Our favorite embroidery machine is the Janome Memory Craft 500E (view at Amazon) for its design catalog, large embroidery design field, included hoops, and its extra features, such as the built-in needle threader and LCD screen. However, if you're new to embroidering with a machine, try out the Brother SE600 (view at Amazon). It's budget-friendly, and although it has a smaller embroidery design field, you can still upload your own patterns.
What to Look for in an Embroidery Machine
Size and Portability
Will you want to take the machine to classes or tote it from one location in your home to another? If so, size and weight matter. You’ll also want to look for an option that comes with a case.
You’ll want to note the maximum embroidery design size for the machine and see if it fits with the designs you plan to create.
The number of designs included can vary widely. You can design on your own (or use designs that you find online) with nearly all machines—still, it’s nice to have a machine that starts with a lot of options readily at hand.
Note which hoops are included and their sizes.
From an automatic threader to an LCD screen that’s color as opposed to black and white, a machine’s features can make a big difference to your experience using it.
How do you use an embroidery machine?
While much of the process will resemble sewing on a sewing machine, you’ll need to make sure you use an embroidery needle. You’ll also want to choose the appropriate thread—embroidery thread is different than regular ol’ sewing thread—as well as fabric.
If your machine has both sewing and embroidery functionality, make sure you’re in the correct mode. Then once you have your design in mind, embroider away!
Can you sew with an embroidery machine?
It depends. Some embroidery machines are intended solely for embroidery, while others are combination machines that can perform both functions.
Do I need a single-needle or a multi-needle embroidery machine?
The answer, once again, is that it depends Single needle machines are generally cheaper and beginners may find them easier to use. With a multi-needle machine, you can load up each needle with different colored embroidery thread, so you won’t have to re-thread the needle every time you switch colors. If you plan to make multi-colored designs—and lots of them—the speed you’ll get from using a multi-needle machine may be worth the additional expense.
Why Trust The Spruce Crafts?

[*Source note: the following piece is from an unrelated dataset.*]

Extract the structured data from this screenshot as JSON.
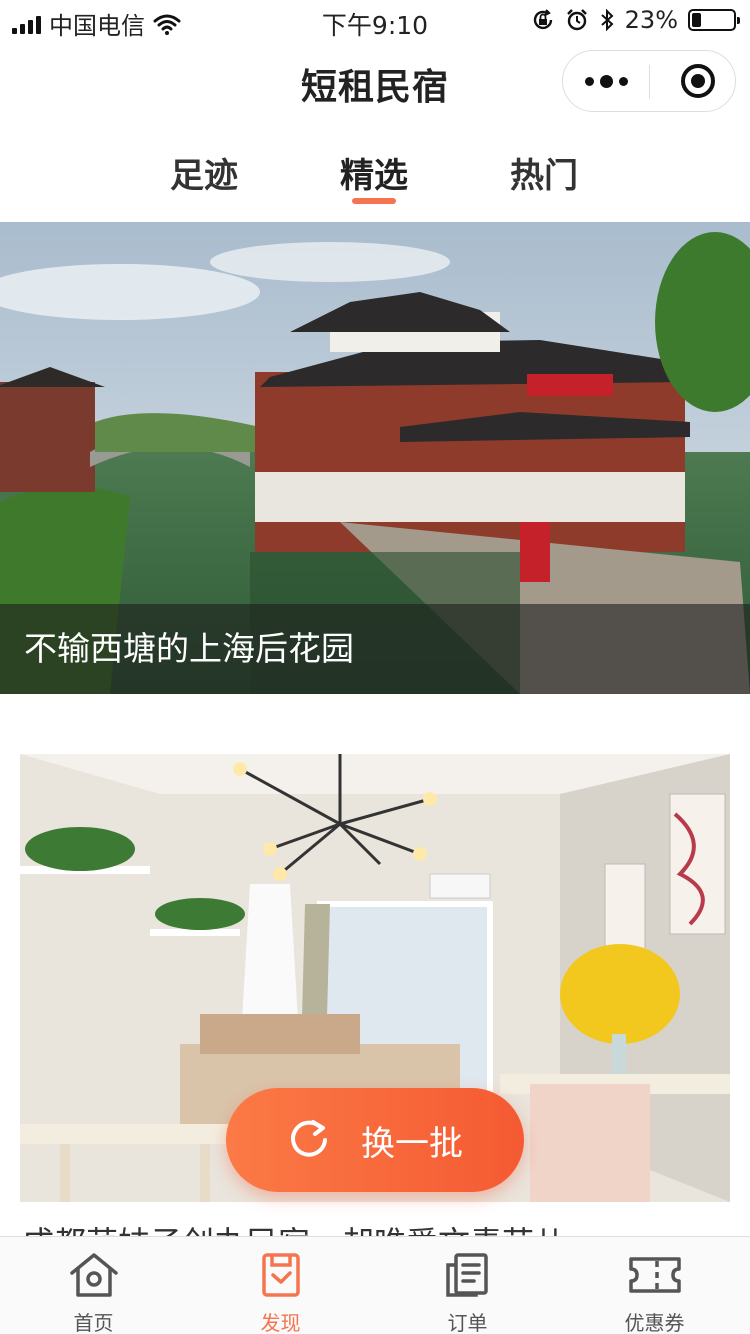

Madeleine Burry has written for The Spruce since 2019, covering everything from crafting to pets. She’s written previously about sewing, including round-ups of the best sewing machines for beginners and quilters. To assemble this list, she consulted customer reviews and third-party websites for insight.